The HyperX Pulsefire Surge RGB mouse features dynamic 360° RGB lighting effects and is designed with the Pixart 3389 sensor with settings up to 16,000 DPI. Customizable native DPI settings can be monitored by an LED indicator. Using the same HyperX NGenuity software as for the Alloy Elite keyboard, gamers can assign their own custom macro functions to the six programmable keys and store them in a macro library.

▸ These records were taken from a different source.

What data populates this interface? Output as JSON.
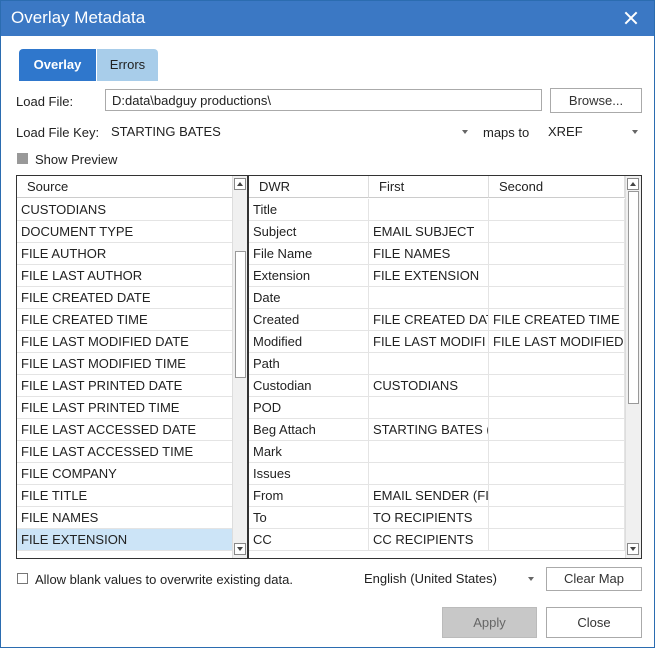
{
  "dialog": {
    "title": "Overlay Metadata"
  },
  "tabs": [
    {
      "label": "Overlay"
    },
    {
      "label": "Errors"
    }
  ],
  "load_file": {
    "label": "Load File:",
    "value": "D:data\\badguy productions\\",
    "browse_label": "Browse..."
  },
  "load_file_key": {
    "label": "Load File Key:",
    "value": "STARTING BATES",
    "maps_to_label": "maps to",
    "maps_to_value": "XREF"
  },
  "show_preview": {
    "label": "Show Preview",
    "checked": false
  },
  "source_list": {
    "header": "Source",
    "items": [
      "CUSTODIANS",
      "DOCUMENT TYPE",
      "FILE AUTHOR",
      "FILE LAST AUTHOR",
      "FILE CREATED DATE",
      "FILE CREATED TIME",
      "FILE LAST MODIFIED DATE",
      "FILE LAST MODIFIED TIME",
      "FILE LAST PRINTED DATE",
      "FILE LAST PRINTED TIME",
      "FILE LAST ACCESSED DATE",
      "FILE LAST ACCESSED TIME",
      "FILE COMPANY",
      "FILE TITLE",
      "FILE NAMES",
      "FILE EXTENSION"
    ],
    "selected": "FILE EXTENSION"
  },
  "mapping_grid": {
    "headers": {
      "dwr": "DWR",
      "first": "First",
      "second": "Second"
    },
    "rows": [
      {
        "dwr": "Title",
        "first": "",
        "second": ""
      },
      {
        "dwr": "Subject",
        "first": "EMAIL SUBJECT",
        "second": ""
      },
      {
        "dwr": "File Name",
        "first": "FILE NAMES",
        "second": ""
      },
      {
        "dwr": "Extension",
        "first": "FILE EXTENSION",
        "second": ""
      },
      {
        "dwr": "Date",
        "first": "",
        "second": ""
      },
      {
        "dwr": "Created",
        "first": "FILE CREATED DAT",
        "second": "FILE CREATED TIME"
      },
      {
        "dwr": "Modified",
        "first": "FILE LAST MODIFI",
        "second": "FILE LAST MODIFIED"
      },
      {
        "dwr": "Path",
        "first": "",
        "second": ""
      },
      {
        "dwr": "Custodian",
        "first": "CUSTODIANS",
        "second": ""
      },
      {
        "dwr": "POD",
        "first": "",
        "second": ""
      },
      {
        "dwr": "Beg Attach",
        "first": "STARTING BATES (",
        "second": ""
      },
      {
        "dwr": "Mark",
        "first": "",
        "second": ""
      },
      {
        "dwr": "Issues",
        "first": "",
        "second": ""
      },
      {
        "dwr": "From",
        "first": "EMAIL SENDER (FI",
        "second": ""
      },
      {
        "dwr": "To",
        "first": "TO RECIPIENTS",
        "second": ""
      },
      {
        "dwr": "CC",
        "first": "CC RECIPIENTS",
        "second": ""
      }
    ]
  },
  "allow_blank": {
    "label": "Allow blank values to overwrite existing data.",
    "checked": false
  },
  "language": {
    "value": "English (United States)"
  },
  "clear_map_label": "Clear Map",
  "apply_label": "Apply",
  "close_label": "Close",
  "colors": {
    "title_bar": "#3b78c4",
    "tab_active": "#2f77cc",
    "tab_inactive": "#a8cdea",
    "selection": "#cce4f7"
  }
}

Kingston is the memory and flash storage people and the parent company of HyperX. This editor has a long history with Kingston and we spent a lot of time catching up with their reps as it has been years since we saw them last. We made plans to visit Kingston’s headquarters again in Fountain Valley, California and we are looking forward to it this Spring. Kingston was concentrating on the launch of Nucleum, a 7-in-1 Type C USB hub. Nucleum is the ideal hub for notebooks as it provides extra USB-C and USB-A ports as well as HDMI and SD/microSD card slots. It also has charging ports for Mac. We would like to try it for our desktop as the Oculus Rift takes up 3 USB 3.0 ports by itself since we have a 360 degree 3 sensor setup.

Electromagnetic interference (EMI) on the Nucleum is mitigated due to its shielding and unique port placement. This reduces the possibility of EMI and the physical placement allows greater room between ports to help account for plugs and power adapters of different sizes.

Nucleum is available in the United States now. It is backed by a two-year warranty, excellent free live technical support, and exceptional Kingston reliability. For more information visit

Kingston also highlighed the capabilities of their family of solid-state drives and encrypted USB Flash drives, as well as additions in the consumer lifestyle space with mobile and embedded solutions. A lot of emphasis is placed on the server market, and Kingston demoed their rackmounted multi-drive PCIe NVMe U.2 SSD. There is also a new UV500 SATA SSD family (2.5″, M.2 and mSATA) featuring 3D NAND, self-encryption and TCG Opal enabled that we just did not have time to cover.

What Happens at CES …

There was far more going on at CES than what is viewed by attendees in the exhibition halls. Many vendors chose to exhibit by invitation-only in the private meeting rooms in CES and also at the nearby hotels. This editor had the opportunity for more than a dozen such meetings including meeting with vendors in hotels off the convention site and in private meeting rooms. There were also major product launches and impressive demonstrations at these venues. We saw new products that are still under-NDA, and we may evaluate them for you after they are released. We also made contact with new and established companies, and we will review their products for you later this year and in the future.

Andy Markin gives the real reason that companies, attendees, and the media go to CES year after year. It is almost ironic. With all of the latest and greatest communication-related technology on the planet gathered in one place, people go specifically to connect face to face with each other.

Well, it was time for us to head home at 5 PM. We headed to our rental car at the top of the Venetian and waited 4 hours in the queue just to exit the parking structure and onto the Interstate for the 3-1/2 hour drive home.

BTR intends to return to CES 2019, and we shall continue to keep our readers ahead of events taking place in electronics. This year promises to be really good for gamers only if video card prices return to normal. It appears that SSD prices may finally drop this year although we may have to wait longer for DDR prices to drop.

Next up, we are going to review the Gigabyte GTX 1070 Ti 8G followed by an overclocking showdown with the Red Devil RX Vega 56 on hopefully brand new Radeon drivers.

Happy Gaming!